Bedouin in Israel and the Levant
The Bedouin are a nomadic people, part of the Arab minority in Israel, whose population is concentrated in the Negev Desert. Their strong connection to these vast arid regions is reflected in their name, which comes from the Arabic word for desert (baadiya). The Bedouin often consider themselves the original, authentic Arabs who have maintained a rich heritage, civilization, and language. Even though they speak a variety of different Arabic dialects, they do so with a purity of pronunciation and vocalization. As such, they believe that they have done more than any other group to preserve the most eloquent and genuine form of the Arabic language.
Towards the end of the 19th century, the Ottoman Empire attempted to regulate the lives of the Bedouin in the Negev by imposing the same laws on them as they did on the residents of cities.

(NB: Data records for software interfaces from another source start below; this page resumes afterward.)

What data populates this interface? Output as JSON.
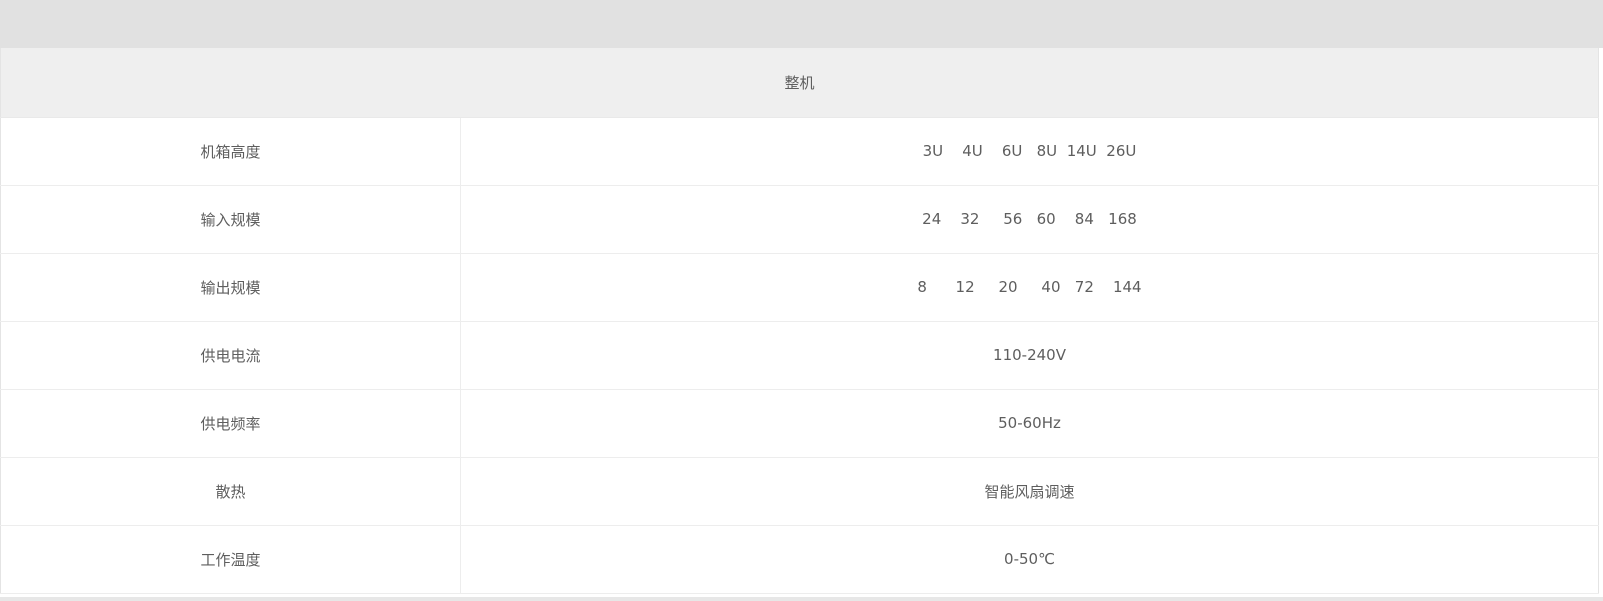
{
  "table": {
    "header": "整机",
    "rows": [
      {
        "label": "机箱高度",
        "value": "3U    4U    6U   8U  14U  26U"
      },
      {
        "label": "输入规模",
        "value": "24    32     56   60    84   168"
      },
      {
        "label": "输出规模",
        "value": "8      12     20     40   72    144"
      },
      {
        "label": "供电电流",
        "value": "110-240V"
      },
      {
        "label": "供电频率",
        "value": "50-60Hz"
      },
      {
        "label": "散热",
        "value": "智能风扇调速"
      },
      {
        "label": "工作温度",
        "value": "0-50℃"
      }
    ]
  }
}
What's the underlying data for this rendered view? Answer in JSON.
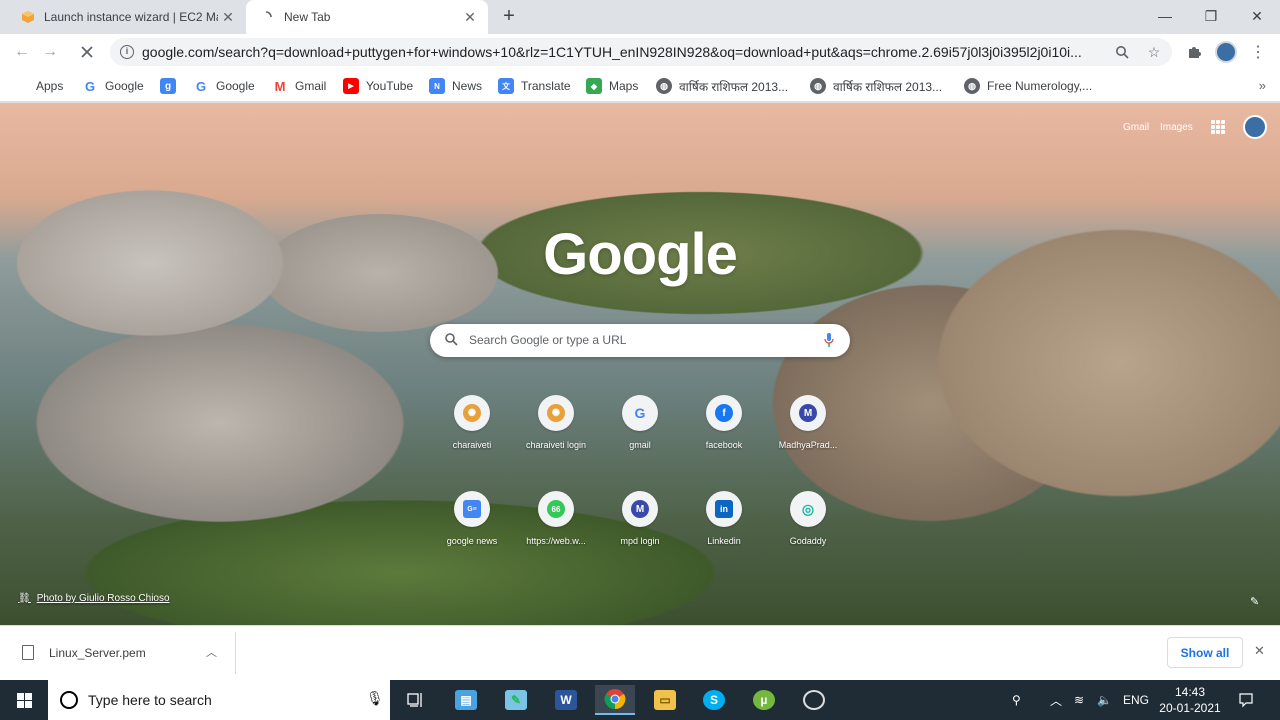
{
  "tabs": [
    {
      "title": "Launch instance wizard | EC2 Ma",
      "active": false
    },
    {
      "title": "New Tab",
      "active": true
    }
  ],
  "new_tab_symbol": "+",
  "window_controls": {
    "minimize": "—",
    "restore": "❐",
    "close": "✕"
  },
  "toolbar": {
    "url": "google.com/search?q=download+puttygen+for+windows+10&rlz=1C1YTUH_enIN928IN928&oq=download+put&aqs=chrome.2.69i57j0l3j0i395l2j0i10i..."
  },
  "bookmarks": [
    {
      "label": "Apps",
      "icon": "apps-grid-icon",
      "color": "#4285f4"
    },
    {
      "label": "Google",
      "icon": "google-g-icon",
      "color": "#4285f4"
    },
    {
      "label": "",
      "icon": "google-plus-icon",
      "color": "#4285f4"
    },
    {
      "label": "Google",
      "icon": "google-g-icon",
      "color": "#4285f4"
    },
    {
      "label": "Gmail",
      "icon": "gmail-icon",
      "color": "#ea4335"
    },
    {
      "label": "YouTube",
      "icon": "youtube-icon",
      "color": "#ff0000"
    },
    {
      "label": "News",
      "icon": "news-icon",
      "color": "#4285f4"
    },
    {
      "label": "Translate",
      "icon": "translate-icon",
      "color": "#4285f4"
    },
    {
      "label": "Maps",
      "icon": "maps-icon",
      "color": "#34a853"
    },
    {
      "label": "वार्षिक राशिफल 2013...",
      "icon": "globe-icon",
      "color": "#5f6368"
    },
    {
      "label": "वार्षिक राशिफल 2013...",
      "icon": "globe-icon",
      "color": "#5f6368"
    },
    {
      "label": "Free Numerology,...",
      "icon": "globe-icon",
      "color": "#5f6368"
    }
  ],
  "ntp": {
    "top_links": {
      "gmail": "Gmail",
      "images": "Images"
    },
    "logo": "Google",
    "search_placeholder": "Search Google or type a URL",
    "shortcuts": [
      {
        "label": "charaiveti",
        "glyph": "✺",
        "color": "#e8a03a"
      },
      {
        "label": "charaiveti login",
        "glyph": "✺",
        "color": "#e8a03a"
      },
      {
        "label": "gmail",
        "glyph": "G",
        "color": "#4285f4"
      },
      {
        "label": "facebook",
        "glyph": "f",
        "color": "#1877f2"
      },
      {
        "label": "MadhyaPrad...",
        "glyph": "M",
        "color": "#3949ab"
      },
      {
        "label": "google news",
        "glyph": "G≡",
        "color": "#4285f4"
      },
      {
        "label": "https://web.w...",
        "glyph": "66",
        "color": "#34c759"
      },
      {
        "label": "mpd login",
        "glyph": "M",
        "color": "#3949ab"
      },
      {
        "label": "Linkedin",
        "glyph": "in",
        "color": "#0a66c2"
      },
      {
        "label": "Godaddy",
        "glyph": "◎",
        "color": "#1bb5a5"
      }
    ],
    "photo_credit": "Photo by Giulio Rosso Chioso"
  },
  "download_bar": {
    "filename": "Linux_Server.pem",
    "show_all": "Show all"
  },
  "taskbar": {
    "search_placeholder": "Type here to search",
    "language": "ENG",
    "time": "14:43",
    "date": "20-01-2021"
  }
}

This move pushed a great many Bedouin tribes to adopt a semi-nomadic way of life.
Before the establishment of the State of Israel, there were an estimated 110,000 Bedouin living in the country. Most of them left for Sinai, Saudi Arabia, Jordan, and other neighboring countries after the War of Independence. Nearly 11,000 Bedouin remained in Israel, the majority of whom were settled in the region of the city of Beersheba in the northern Negev. Today, there are close to 250,000 Bedouin living in recognized towns such as Rahat, Laqiya, Kuseife, Hura, Tel Sheva, Ar'ara BaNegev, and Segev Shalom, while around 120,000 people live in unincorporated villages.
The Library has many digital and physical resources documenting nomadic life in the Negev and Sinai Peninsula, including photographs and audio recordings that show the socioeconomic, cultural, and political life of the Bedouin. Foremost among them is the Clinton Bailey Archive of Bedouin Culture, a unique research collection documenting the rich oral tradition of Bedouin communities in Israel, Jordan, and the Sinai desert. The collection includes some 350 hours of interviews with hundreds of Bedouin men and women, including judges, tribal sheikhs, and notables, as well as accompanying photos and other materials, recorded by the American-Israeli scholar Dr. Clinton Bailey between 1968 and 2007.
These resources shed light on the aspects of nomadic life that vary greatly from urban or village lifestyles; they are all archived to preserve an important legacy and part of Israeli history and civilization. On this page, you can find a massive trove of digital sources dealing with 19th and 20th-century nomadic life in Israel and the Negev, images of the Negev and Sinai Bedouin and their annual market in Beer Sheva, audio recordings of Bedouin poetry, customs, traditions, and tribes from different decades, as well as an exhibit of Palestinian newspapers describing the challenges faced by the Bedouin in Palestine under Ottoman rule, during the Mandate period, and in the present day.